Review Summary: Not Yet It
I'll be honest, I spent way too much time debating with myself on the rating, switching from anywhere between 3 to 5 hundreds of times. Yes, I know, the rating doesn't matter, and real reviewing is about the opinions not some completely qualitative numerical assessment. But, if you'll indulge me, this does matter, at least to me, and I think the five does imply something at least somewhat important.
Because even though "The Modern Age" has songs that clearly need to be refined (although this is garage rock, so I'll give it a pass), and the songs themselves aren't the best from "Is This It" (save from maybe Last Nite), this is still one of the most important EP's of 2000's music, for a very simple reason: It was our introduction to the damn Strokes you guys.

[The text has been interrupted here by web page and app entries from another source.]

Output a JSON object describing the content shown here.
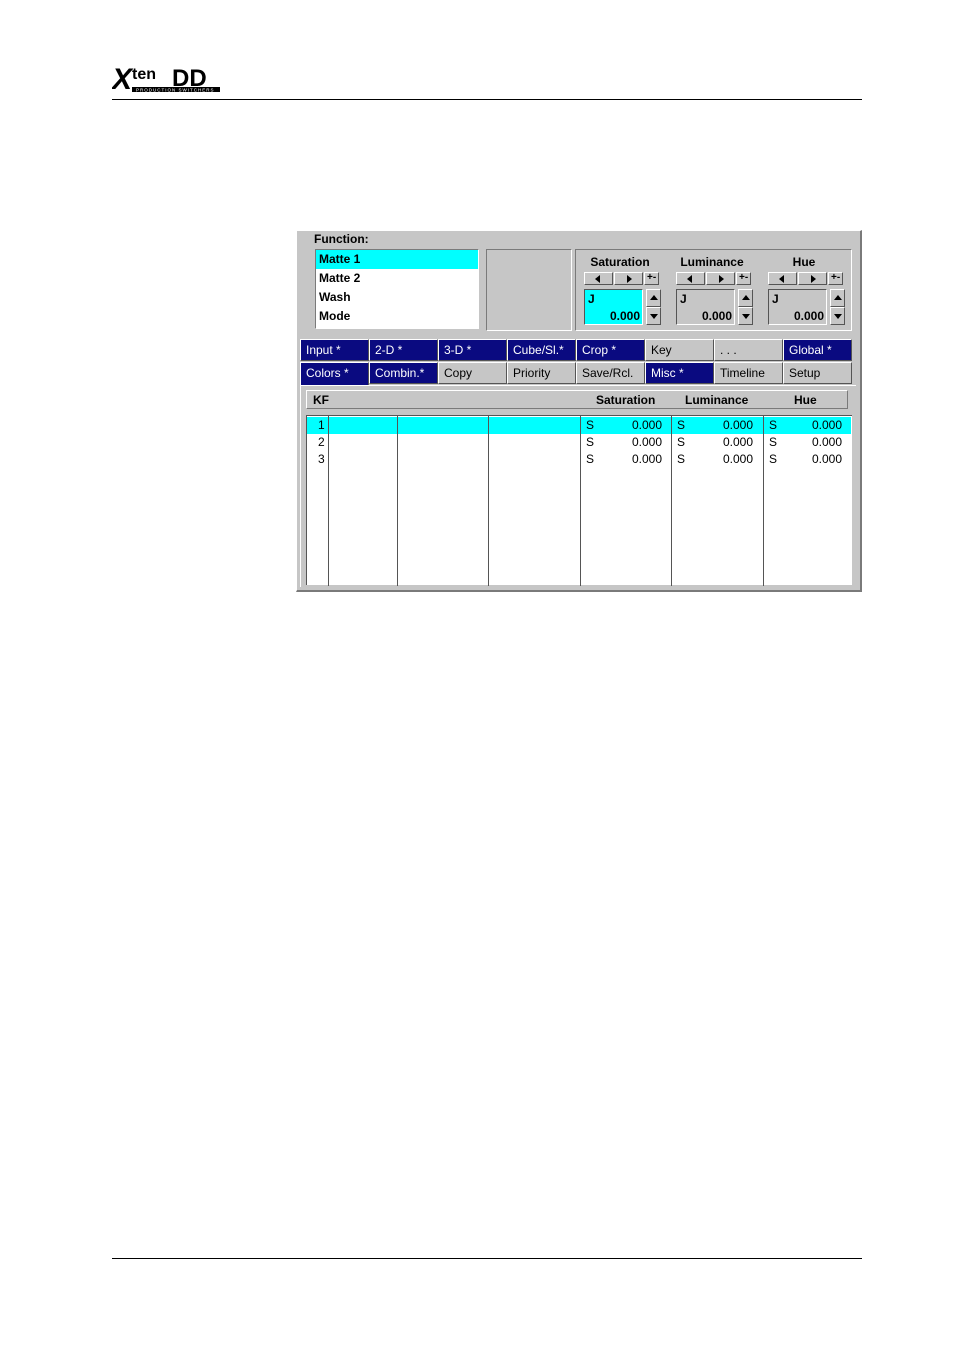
{
  "logo": {
    "text": "Xten DD",
    "tagline": "PRODUCTION SWITCHERS"
  },
  "function": {
    "label": "Function:",
    "items": [
      "Matte 1",
      "Matte 2",
      "Wash",
      "Mode"
    ],
    "selected": "Matte 1"
  },
  "params": [
    {
      "title": "Saturation",
      "unit": "J",
      "value": "0.000",
      "pm": "+-",
      "active": true
    },
    {
      "title": "Luminance",
      "unit": "J",
      "value": "0.000",
      "pm": "+-",
      "active": false
    },
    {
      "title": "Hue",
      "unit": "J",
      "value": "0.000",
      "pm": "+-",
      "active": false
    }
  ],
  "tabs": {
    "row1": [
      "Input *",
      "2-D *",
      "3-D *",
      "Cube/Sl.*",
      "Crop *",
      "Key",
      ". . .",
      "Global *"
    ],
    "row2": [
      "Colors *",
      "Combin.*",
      "Copy",
      "Priority",
      "Save/Rcl.",
      "Misc *",
      "Timeline",
      "Setup"
    ],
    "current": "Colors *"
  },
  "table": {
    "headers": {
      "kf": "KF",
      "saturation": "Saturation",
      "luminance": "Luminance",
      "hue": "Hue"
    },
    "rows": [
      {
        "kf": "1",
        "sat_flag": "S",
        "sat": "0.000",
        "lum_flag": "S",
        "lum": "0.000",
        "hue_flag": "S",
        "hue": "0.000"
      },
      {
        "kf": "2",
        "sat_flag": "S",
        "sat": "0.000",
        "lum_flag": "S",
        "lum": "0.000",
        "hue_flag": "S",
        "hue": "0.000"
      },
      {
        "kf": "3",
        "sat_flag": "S",
        "sat": "0.000",
        "lum_flag": "S",
        "lum": "0.000",
        "hue_flag": "S",
        "hue": "0.000"
      }
    ],
    "selected_row": "1"
  },
  "colors": {
    "highlight": "#00ffff",
    "panel": "#c6c6c6",
    "tab_marked": "#0a0a80"
  }
}
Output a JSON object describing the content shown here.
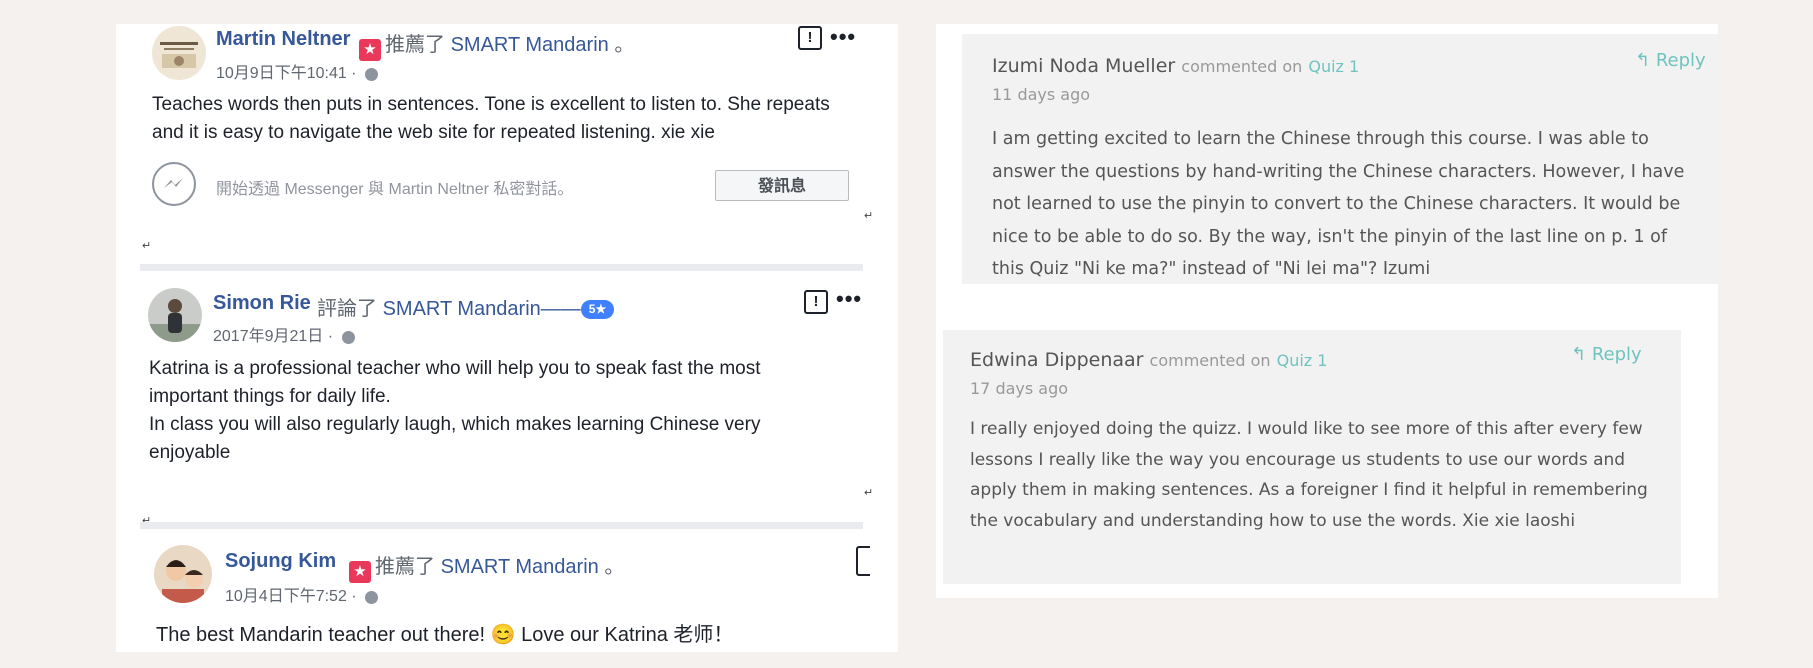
{
  "facebook": {
    "posts": [
      {
        "author": "Martin Neltner",
        "verb": "推薦了",
        "page": "SMART Mandarin",
        "suffix": "。",
        "time": "10月9日下午10:41 ·",
        "text": "Teaches words then puts in sentences. Tone is excellent to listen to. She repeats and it is easy to navigate the web site for repeated listening. xie xie",
        "messenger_prompt": "開始透過 Messenger 與 Martin Neltner 私密對話。",
        "send_label": "發訊息"
      },
      {
        "author": "Simon Rie",
        "verb": "評論了",
        "page": "SMART Mandarin",
        "separator": "——",
        "rating": "5★",
        "time": "2017年9月21日 ·",
        "text_line1": "Katrina is a professional teacher who will help you to speak fast the most important things for daily life.",
        "text_line2": "In class you will also regularly laugh, which makes learning Chinese very enjoyable"
      },
      {
        "author": "Sojung Kim",
        "verb": "推薦了",
        "page": "SMART Mandarin",
        "suffix": "。",
        "time": "10月4日下午7:52 ·",
        "text": "The best Mandarin teacher out there! 😊 Love our Katrina 老师！"
      }
    ],
    "paragraph_mark": "↵"
  },
  "comments": [
    {
      "author": "Izumi Noda Mueller",
      "commented_on": "commented on",
      "target": "Quiz 1",
      "time": "11 days ago",
      "reply": "Reply",
      "text": "I am getting excited to learn the Chinese through this course. I was able to answer the questions by hand-writing the Chinese characters. However, I have not learned to use the pinyin to convert to the Chinese characters. It would be nice to be able to do so. By the way, isn't the pinyin of the last line on p. 1 of this Quiz \"Ni ke ma?\" instead of \"Ni lei ma\"? Izumi"
    },
    {
      "author": "Edwina Dippenaar",
      "commented_on": "commented on",
      "target": "Quiz 1",
      "time": "17 days ago",
      "reply": "Reply",
      "text": "I really enjoyed doing the quizz. I would like to see more of this after every few lessons I really like the way you encourage us students to use our words and apply them in making sentences. As a foreigner I find it helpful in remembering the vocabulary and understanding how to use the words. Xie xie laoshi"
    }
  ],
  "colors": {
    "fb_link": "#365899",
    "recommend_badge": "#e9385a",
    "rating_badge": "#4080ff",
    "accent_teal": "#6fc4c0",
    "page_background": "#f4f1ef"
  },
  "icons": [
    "recommend-star-icon",
    "globe-icon",
    "report-icon",
    "more-options-icon",
    "messenger-icon",
    "reply-arrow-icon"
  ]
}
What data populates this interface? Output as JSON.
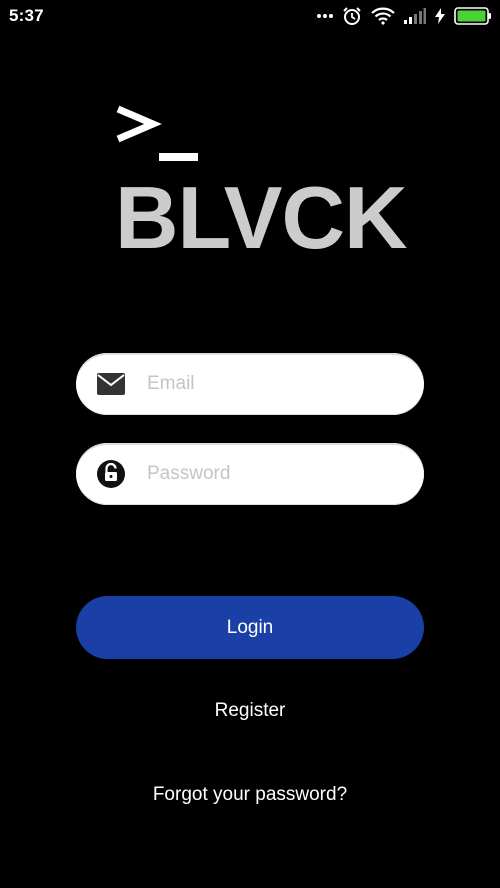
{
  "status_bar": {
    "time": "5:37",
    "icons": [
      "more-dots-icon",
      "alarm-clock-icon",
      "wifi-icon",
      "cell-signal-icon",
      "charging-bolt-icon",
      "battery-icon"
    ],
    "battery_color": "#4cd137"
  },
  "logo": {
    "prompt": ">_",
    "name": "BLVCK",
    "color": "#cccccc"
  },
  "email": {
    "placeholder": "Email",
    "value": "",
    "icon": "envelope-icon"
  },
  "password": {
    "placeholder": "Password",
    "value": "",
    "icon": "unlock-icon"
  },
  "login": {
    "label": "Login",
    "color": "#1a3fa6"
  },
  "register": {
    "label": "Register"
  },
  "forgot": {
    "label": "Forgot your password?"
  }
}
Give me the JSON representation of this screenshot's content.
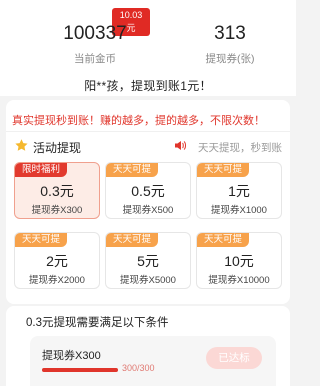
{
  "header": {
    "gold": {
      "badge": "10.03元",
      "value": "100337",
      "label": "当前金币"
    },
    "coupon": {
      "value": "313",
      "label": "提现券(张)"
    },
    "ticker": "阳**孩，提现到账1元！"
  },
  "main": {
    "notice": "真实提现秒到账！赚的越多，提的越多，不限次数！",
    "section_title": "活动提现",
    "section_sub": "天天提现，秒到账",
    "icons": {
      "star": "star-icon",
      "speaker": "speaker-icon"
    },
    "tiles": [
      {
        "tag": "限时福利",
        "amount": "0.3元",
        "sub": "提现券X300",
        "selected": true
      },
      {
        "tag": "天天可提",
        "amount": "0.5元",
        "sub": "提现券X500",
        "selected": false
      },
      {
        "tag": "天天可提",
        "amount": "1元",
        "sub": "提现券X1000",
        "selected": false
      },
      {
        "tag": "天天可提",
        "amount": "2元",
        "sub": "提现券X2000",
        "selected": false
      },
      {
        "tag": "天天可提",
        "amount": "5元",
        "sub": "提现券X5000",
        "selected": false
      },
      {
        "tag": "天天可提",
        "amount": "10元",
        "sub": "提现券X10000",
        "selected": false
      }
    ]
  },
  "condition": {
    "title": "0.3元提现需要满足以下条件",
    "name": "提现券X300",
    "progress_text": "300/300",
    "progress_fraction": 1.0,
    "button_label": "已达标"
  },
  "colors": {
    "accent": "#e0352b",
    "tag": "#f7a24b",
    "selected_bg": "#fdece6"
  }
}
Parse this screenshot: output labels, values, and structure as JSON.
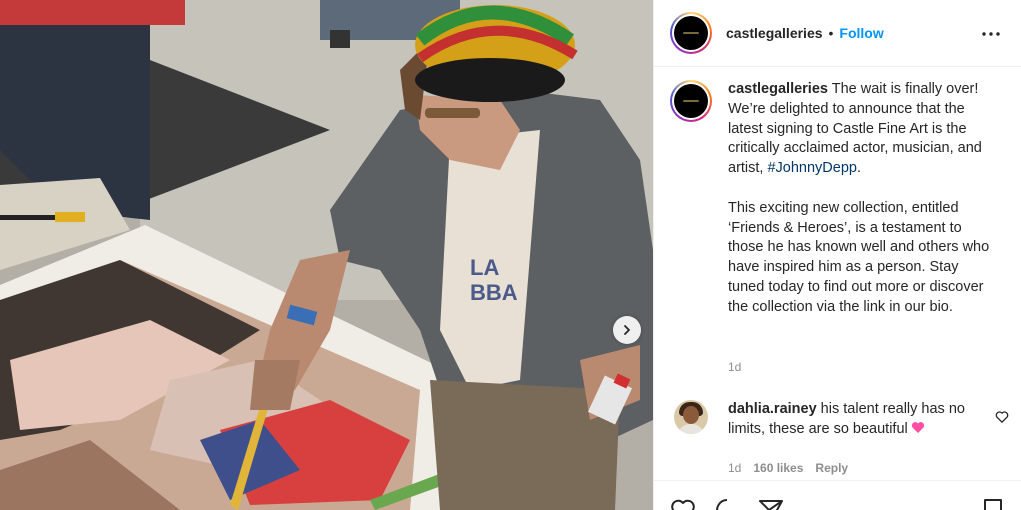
{
  "post": {
    "image_alt": "",
    "username": "castlegalleries",
    "follow_label": "Follow",
    "separator": "•",
    "icons": {
      "more": "more-options-icon",
      "carousel": "chevron-right-icon",
      "comment_like": "heart-outline-icon",
      "like": "heart-outline-icon",
      "comment": "comment-bubble-icon",
      "share": "paper-plane-icon",
      "save": "bookmark-icon"
    },
    "colors": {
      "follow": "#0095f6",
      "hashtag": "#00376b",
      "muted": "#8e8e8e",
      "text": "#262626"
    }
  },
  "caption": {
    "username": "castlegalleries",
    "paragraph1_before": " The wait is finally over! We’re delighted to announce that the latest signing to Castle Fine Art is the critically acclaimed actor, musician, and artist, ",
    "hashtag": "#JohnnyDepp",
    "paragraph1_after": ".",
    "paragraph2": "This exciting new collection, entitled ‘Friends & Heroes’, is a testament to those he has known well and others who have inspired him as a person. Stay tuned today to find out more or discover the collection via the link in our bio.",
    "time": "1d"
  },
  "comment": {
    "username": "dahlia.rainey",
    "text": " his talent really has no limits, these are so beautiful",
    "time": "1d",
    "likes": "160 likes",
    "reply_label": "Reply"
  }
}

I'm not going to say that The Strokes influence can't be overstated - NME has definitely proven that statement wrong - its undeniably present. An increased spotlight on The White Stripes, Arctic Monkeys becoming the UK's fastest selling debut, people thinking The Killers was a good band, all of this is because of The Strokes. Part of that can be traced back to the bidding war that this EP sparked among record labels. This was 2001, when the Internet was in full swing, leaks of just about everything abounded, and the age of album seemed over. iTunes was just 2 years away,but music was already turning into a singles game again, because you didn't have to buy an entire album and just hope that the majority of the songs were worth your money. So the idea that a rock band (a conventional rock band too mind you, Radiohead had proven just 4 months earlier that an album didn't need to be conventional to get to the top of the charts and be critically acclaimed) could be the subject of any form of serious commercial viability seemed revolutionary in its anachronism. It really only took one British magazine calling them the saviours of rock and roll to make everyone lose their respective minds.
That's another thing "The Modern Age" had an impact on; in the build up to "Is This It", EVERYONE (okay, everyone who was at least vaguely interested in the independent music scene) had an opinion on The Strokes. They changed modern music criticism, in the way that everyone now is much more wary of any up and coming indie band breaking their little Pitchfork-addled heart with whatever their version of "First Impressions of Earth" is. "Is This It" was a fantastic album, but it foreshadowed a band who was already feeling burnt out with the praise and the sound with which they had become known for. Is it any wonder The Strokes started experimenting just two albums after their breakout success" Hell, it took The Velvet Underground three to get to their biggest break from form with "Loaded" (which was actually their most traditional album, but you get the idea).
As for the music, it's great. But you knew that, it's The Strokes in the first half of the 2000s, what else is there to say about "Last Nite" and "Barely Legal" and some other song I can't remember the name of at this point. What The Strokes did might have been very 60s in its hysteria spawning confusion, but it gave us the chance to realize that somethings are bound to disappoint us, no matter how many times we dub them as saviours. What could be more 21st century than that"